- When the converter has finished running, the left pane should look like this:
- Press the “Validate Again” button to run the LookML Validator.
- If there are no errors, you’re good to go! Skip to the “Deploy” section below.
- As noted above, new LookML is more thorough about checking for errors than YAML LookML, so don’t panic if you had no errors before and now you do! If you get stuck resolving them, refer to the “Resolving Errors” appendix below.
Commit and deploy
At this point, simply commit and deploy as you would with any ordinary LookML change. Be aware, though, that this commit will trigger a rebuild of your persistent derived tables (PDTs). Once the commit is deployed, let all the other LookML developers know that the conversion is done and that queries relying on PDTs may take a little longer than usual to run, at least until everything’s rebuilt. They can pull from production in their Development Modes to bring in the changes and then continue developing—only now with an improved and more intuitive LookML syntax, and a much more helpful and powerful IDE!
Appendix: Resolving Errors
New LookML introduces more thorough model validation. As a result, you may see errors after you convert that weren’t surfaced before. Additionally new LookML’s on-the-fly error checking requires a bit more information in some cases; the converter does its best to figure this out for you, but in some cases you may need to add an extra
includes line in a view file or two.
Invalid field references
In some contexts, YAML LookML does not ensure that fields or sets you reference are actually defined somewhere in the model. The most likely place this will surface is in drill field lists and sets. For example, if you had
drill_fields: [id, name, email] but at some point in the development of your model you removed the
name field in favor of a
last_name, YAML LookML will not warn that you are now referencing a field (
name) in this drill field list that does not exist.
New LookML, on the other hand, will tell you about these types of errors. So after converting your project and running the LookML Validator, you may see errors about invalid field references that you never saw before. This is a good thing! Fixing these errors will improve the overall quality of your model.
Missing includes in a view file
New LookML’s on-the-fly error checking in some cases requires a bit more context than was necessary in YAML LookML. Specifically, it may be necessary to place an
include line in some view files—most commonly when a view extends another.

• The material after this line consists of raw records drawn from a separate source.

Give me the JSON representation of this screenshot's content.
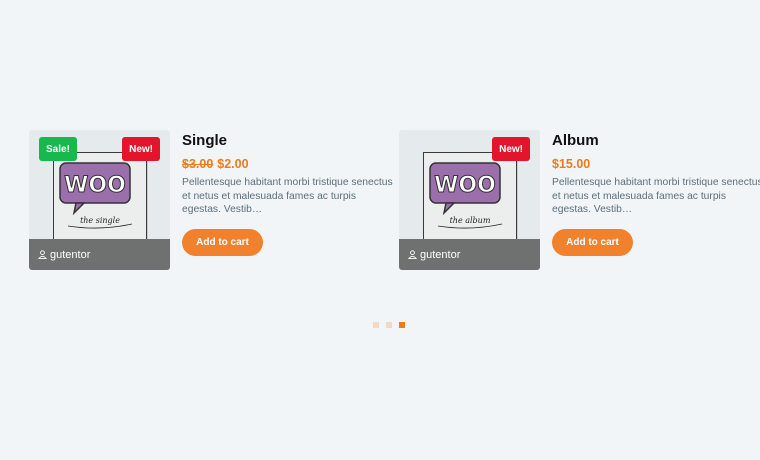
{
  "products": [
    {
      "title": "Single",
      "price_old": "$3.00",
      "price": "$2.00",
      "description": "Pellentesque habitant morbi tristique senectus et netus et malesuada fames ac turpis egestas. Vestib…",
      "button_label": "Add to cart",
      "author": "gutentor",
      "badge_sale": "Sale!",
      "badge_new": "New!",
      "image_logo": "WOO",
      "image_caption": "the single"
    },
    {
      "title": "Album",
      "price": "$15.00",
      "description": "Pellentesque habitant morbi tristique senectus et netus et malesuada fames ac turpis egestas. Vestib…",
      "button_label": "Add to cart",
      "author": "gutentor",
      "badge_new": "New!",
      "image_logo": "WOO",
      "image_caption": "the album"
    }
  ],
  "carousel": {
    "pages": 3,
    "active_index": 2
  },
  "colors": {
    "accent": "#ee7a1a",
    "sale_badge": "#17b94e",
    "new_badge": "#e2152c",
    "woo_purple": "#9b6fac"
  },
  "icons": {
    "author": "user-icon"
  }
}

When there is no ambiguity about which file needs to be included in a view, the converter will automatically add the appropriate include declaration in the new LookML view file and you won’t see any error.
In some cases, however (such as with projects containing multiple models), there may be two or more views with the same name declared in separate view files. The converter won’t know which one is the correct one to include, so it will add a comment at the top of the new LookML file indicating that one of those views should be included. Resolving the resulting error is as simple as going to the view file and uncommenting the correct suggestion.
Like the “Invalid field references” issue above, in new LookML the LookML Validator will let you know about explores declared with
extension: required, but not actually being extended. These explores should either be reconnected to their extended objects or, if unused, removed.
Because the LookML conversion process replaces your
.lookml view and model files with
.lkml ones, if one or more developers commit to your project during conversion, you will end up in the middle of a very nasty merge conflict. As such, only one developer should run the converter and coordinating to ensure that everyone’s development modes are clean and up to date prior to conversion is extremely important. To avoid version control issues, there should be a code freeze during conversion; other developers should not check in changes during the time blocked off for conversion.
If the “converting developer” runs into any issues during the conversion process but prior to committing changes and pushing to production, they may find it helpful to “revert to production”. This option from the drop-down (pictured above in the “Run the converter” step) will undo the conversion, allowing them to start the process over.
For related info, check out these articles: